I apologize if my question is not super specific. I just watched lecture 13 which is on finding particular solutions to inhomogeneous equations. In the video he mentions functions of importance, which were e^ax, sin(wx), cos(wx), e^(ax)sin(wx), e^(ax)(cos(wx)). In all of these cases, as far as I understand, he rewrote them in the form e^(a+iw). I did not in the lecture see any cases where you have something like t*e^t+4. I am not sure how I would get it in that e to the whatever form or even if it is possible. Is the technique even valid in that case?

I got my questions answered at brainly.com in under 10 minutes. Go to brainly.com now for free help!

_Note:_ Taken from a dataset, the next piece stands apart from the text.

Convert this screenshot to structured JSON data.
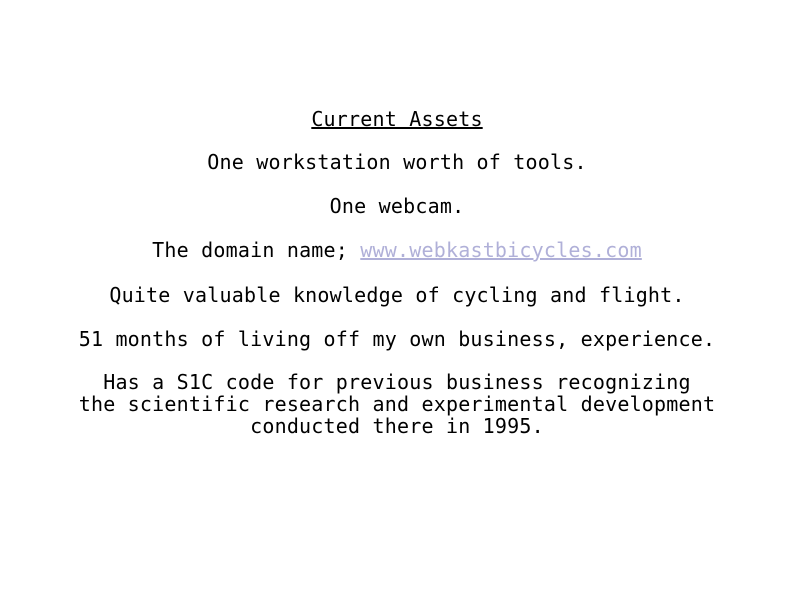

I realized I'm not qualified to make a proper explanation of a technique.. :d

A general thought is to apply the laws of logarithms though.

e^(ln(t))*e^(t)+4

Looking for something else?

Not the answer you are looking for? Search for more explanations.

## More answers

Looking for something else?

Not the answer you are looking for? Search for more explanations.